- _EXERCISE AIM_: Write out all the entries below without any change.

- _Web page and app entries_:
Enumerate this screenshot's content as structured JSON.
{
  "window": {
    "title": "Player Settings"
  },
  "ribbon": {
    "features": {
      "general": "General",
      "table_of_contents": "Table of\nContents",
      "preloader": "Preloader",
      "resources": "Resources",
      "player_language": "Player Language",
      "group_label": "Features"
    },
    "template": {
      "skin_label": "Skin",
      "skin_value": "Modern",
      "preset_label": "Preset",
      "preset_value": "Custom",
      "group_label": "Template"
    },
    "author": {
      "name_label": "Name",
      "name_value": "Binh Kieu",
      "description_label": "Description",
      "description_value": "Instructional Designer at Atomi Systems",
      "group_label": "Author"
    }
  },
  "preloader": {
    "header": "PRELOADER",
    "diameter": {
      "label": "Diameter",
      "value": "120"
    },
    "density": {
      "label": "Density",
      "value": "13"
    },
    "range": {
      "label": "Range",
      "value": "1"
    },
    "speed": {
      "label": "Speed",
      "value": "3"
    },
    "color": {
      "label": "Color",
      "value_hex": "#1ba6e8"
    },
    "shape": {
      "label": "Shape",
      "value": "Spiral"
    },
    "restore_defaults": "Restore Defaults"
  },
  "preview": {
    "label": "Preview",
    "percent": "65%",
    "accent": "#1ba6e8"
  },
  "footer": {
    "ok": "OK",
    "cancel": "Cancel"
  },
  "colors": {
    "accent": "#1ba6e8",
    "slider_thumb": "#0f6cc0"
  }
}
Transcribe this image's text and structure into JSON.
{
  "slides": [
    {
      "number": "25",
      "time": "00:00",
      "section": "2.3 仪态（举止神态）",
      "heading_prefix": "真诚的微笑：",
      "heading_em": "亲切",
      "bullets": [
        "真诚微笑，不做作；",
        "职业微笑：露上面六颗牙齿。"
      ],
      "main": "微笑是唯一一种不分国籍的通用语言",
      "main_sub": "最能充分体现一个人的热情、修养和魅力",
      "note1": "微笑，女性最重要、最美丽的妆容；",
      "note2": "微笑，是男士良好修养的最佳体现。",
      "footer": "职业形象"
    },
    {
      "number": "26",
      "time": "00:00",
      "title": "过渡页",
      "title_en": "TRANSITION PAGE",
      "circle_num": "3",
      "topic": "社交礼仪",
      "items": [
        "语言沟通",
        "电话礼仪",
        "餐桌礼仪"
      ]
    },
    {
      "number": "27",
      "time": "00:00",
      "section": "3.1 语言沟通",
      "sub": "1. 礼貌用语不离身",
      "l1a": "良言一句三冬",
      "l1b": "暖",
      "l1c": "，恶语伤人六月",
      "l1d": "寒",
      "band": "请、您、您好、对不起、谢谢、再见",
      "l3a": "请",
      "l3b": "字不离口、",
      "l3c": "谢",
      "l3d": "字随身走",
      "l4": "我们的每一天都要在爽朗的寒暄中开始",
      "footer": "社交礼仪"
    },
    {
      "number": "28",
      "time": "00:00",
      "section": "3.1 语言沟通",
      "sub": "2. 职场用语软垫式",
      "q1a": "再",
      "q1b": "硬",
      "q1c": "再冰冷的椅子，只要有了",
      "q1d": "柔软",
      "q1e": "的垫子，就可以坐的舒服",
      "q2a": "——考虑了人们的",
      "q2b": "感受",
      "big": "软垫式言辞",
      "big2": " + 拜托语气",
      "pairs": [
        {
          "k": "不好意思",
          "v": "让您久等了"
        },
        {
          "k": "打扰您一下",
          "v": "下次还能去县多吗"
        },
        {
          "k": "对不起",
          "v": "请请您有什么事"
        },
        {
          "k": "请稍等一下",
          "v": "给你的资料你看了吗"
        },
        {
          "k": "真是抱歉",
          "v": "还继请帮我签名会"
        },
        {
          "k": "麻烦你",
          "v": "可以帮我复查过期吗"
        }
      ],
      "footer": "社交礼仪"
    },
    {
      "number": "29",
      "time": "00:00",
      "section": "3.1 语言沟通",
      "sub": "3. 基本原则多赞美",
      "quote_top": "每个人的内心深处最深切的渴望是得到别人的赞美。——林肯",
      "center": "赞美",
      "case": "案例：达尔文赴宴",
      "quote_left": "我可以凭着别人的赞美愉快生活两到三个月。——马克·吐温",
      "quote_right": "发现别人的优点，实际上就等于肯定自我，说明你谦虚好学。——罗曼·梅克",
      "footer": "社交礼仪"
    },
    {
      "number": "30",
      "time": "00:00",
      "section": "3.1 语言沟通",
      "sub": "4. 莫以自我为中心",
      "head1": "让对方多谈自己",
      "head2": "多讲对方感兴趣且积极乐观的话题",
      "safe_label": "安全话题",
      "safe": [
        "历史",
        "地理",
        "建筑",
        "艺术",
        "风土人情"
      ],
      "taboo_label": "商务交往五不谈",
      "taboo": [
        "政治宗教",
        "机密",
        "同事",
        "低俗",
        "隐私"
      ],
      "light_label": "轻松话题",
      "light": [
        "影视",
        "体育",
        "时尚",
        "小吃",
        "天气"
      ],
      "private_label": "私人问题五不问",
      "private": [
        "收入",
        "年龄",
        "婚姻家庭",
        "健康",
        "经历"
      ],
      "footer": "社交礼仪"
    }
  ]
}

- _WRITTEN RESPONSE_:
Enumerate this screenshot's content as structured JSON.
{
  "window": {
    "title": "Player Settings"
  },
  "ribbon": {
    "features": {
      "general": "General",
      "table_of_contents": "Table of\nContents",
      "preloader": "Preloader",
      "resources": "Resources",
      "player_language": "Player Language",
      "group_label": "Features"
    },
    "template": {
      "skin_label": "Skin",
      "skin_value": "Modern",
      "preset_label": "Preset",
      "preset_value": "Custom",
      "group_label": "Template"
    },
    "author": {
      "name_label": "Name",
      "name_value": "Binh Kieu",
      "description_label": "Description",
      "description_value": "Instructional Designer at Atomi Systems",
      "group_label": "Author"
    }
  },
  "preloader": {
    "header": "PRELOADER",
    "diameter": {
      "label": "Diameter",
      "value": "120"
    },
    "density": {
      "label": "Density",
      "value": "13"
    },
    "range": {
      "label": "Range",
      "value": "1"
    },
    "speed": {
      "label": "Speed",
      "value": "3"
    },
    "color": {
      "label": "Color",
      "value_hex": "#1ba6e8"
    },
    "shape": {
      "label": "Shape",
      "value": "Spiral"
    },
    "restore_defaults": "Restore Defaults"
  },
  "preview": {
    "label": "Preview",
    "percent": "65%",
    "accent": "#1ba6e8"
  },
  "footer": {
    "ok": "OK",
    "cancel": "Cancel"
  },
  "colors": {
    "accent": "#1ba6e8",
    "slider_thumb": "#0f6cc0"
  }
}
Transcribe this image's text and structure into JSON.
{
  "slides": [
    {
      "number": "25",
      "time": "00:00",
      "section": "2.3 仪态（举止神态）",
      "heading_prefix": "真诚的微笑：",
      "heading_em": "亲切",
      "bullets": [
        "真诚微笑，不做作；",
        "职业微笑：露上面六颗牙齿。"
      ],
      "main": "微笑是唯一一种不分国籍的通用语言",
      "main_sub": "最能充分体现一个人的热情、修养和魅力",
      "note1": "微笑，女性最重要、最美丽的妆容；",
      "note2": "微笑，是男士良好修养的最佳体现。",
      "footer": "职业形象"
    },
    {
      "number": "26",
      "time": "00:00",
      "title": "过渡页",
      "title_en": "TRANSITION PAGE",
      "circle_num": "3",
      "topic": "社交礼仪",
      "items": [
        "语言沟通",
        "电话礼仪",
        "餐桌礼仪"
      ]
    },
    {
      "number": "27",
      "time": "00:00",
      "section": "3.1 语言沟通",
      "sub": "1. 礼貌用语不离身",
      "l1a": "良言一句三冬",
      "l1b": "暖",
      "l1c": "，恶语伤人六月",
      "l1d": "寒",
      "band": "请、您、您好、对不起、谢谢、再见",
      "l3a": "请",
      "l3b": "字不离口、",
      "l3c": "谢",
      "l3d": "字随身走",
      "l4": "我们的每一天都要在爽朗的寒暄中开始",
      "footer": "社交礼仪"
    },
    {
      "number": "28",
      "time": "00:00",
      "section": "3.1 语言沟通",
      "sub": "2. 职场用语软垫式",
      "q1a": "再",
      "q1b": "硬",
      "q1c": "再冰冷的椅子，只要有了",
      "q1d": "柔软",
      "q1e": "的垫子，就可以坐的舒服",
      "q2a": "——考虑了人们的",
      "q2b": "感受",
      "big": "软垫式言辞",
      "big2": " + 拜托语气",
      "pairs": [
        {
          "k": "不好意思",
          "v": "让您久等了"
        },
        {
          "k": "打扰您一下",
          "v": "下次还能去县多吗"
        },
        {
          "k": "对不起",
          "v": "请请您有什么事"
        },
        {
          "k": "请稍等一下",
          "v": "给你的资料你看了吗"
        },
        {
          "k": "真是抱歉",
          "v": "还继请帮我签名会"
        },
        {
          "k": "麻烦你",
          "v": "可以帮我复查过期吗"
        }
      ],
      "footer": "社交礼仪"
    },
    {
      "number": "29",
      "time": "00:00",
      "section": "3.1 语言沟通",
      "sub": "3. 基本原则多赞美",
      "quote_top": "每个人的内心深处最深切的渴望是得到别人的赞美。——林肯",
      "center": "赞美",
      "case": "案例：达尔文赴宴",
      "quote_left": "我可以凭着别人的赞美愉快生活两到三个月。——马克·吐温",
      "quote_right": "发现别人的优点，实际上就等于肯定自我，说明你谦虚好学。——罗曼·梅克",
      "footer": "社交礼仪"
    },
    {
      "number": "30",
      "time": "00:00",
      "section": "3.1 语言沟通",
      "sub": "4. 莫以自我为中心",
      "head1": "让对方多谈自己",
      "head2": "多讲对方感兴趣且积极乐观的话题",
      "safe_label": "安全话题",
      "safe": [
        "历史",
        "地理",
        "建筑",
        "艺术",
        "风土人情"
      ],
      "taboo_label": "商务交往五不谈",
      "taboo": [
        "政治宗教",
        "机密",
        "同事",
        "低俗",
        "隐私"
      ],
      "light_label": "轻松话题",
      "light": [
        "影视",
        "体育",
        "时尚",
        "小吃",
        "天气"
      ],
      "private_label": "私人问题五不问",
      "private": [
        "收入",
        "年龄",
        "婚姻家庭",
        "健康",
        "经历"
      ],
      "footer": "社交礼仪"
    }
  ]
}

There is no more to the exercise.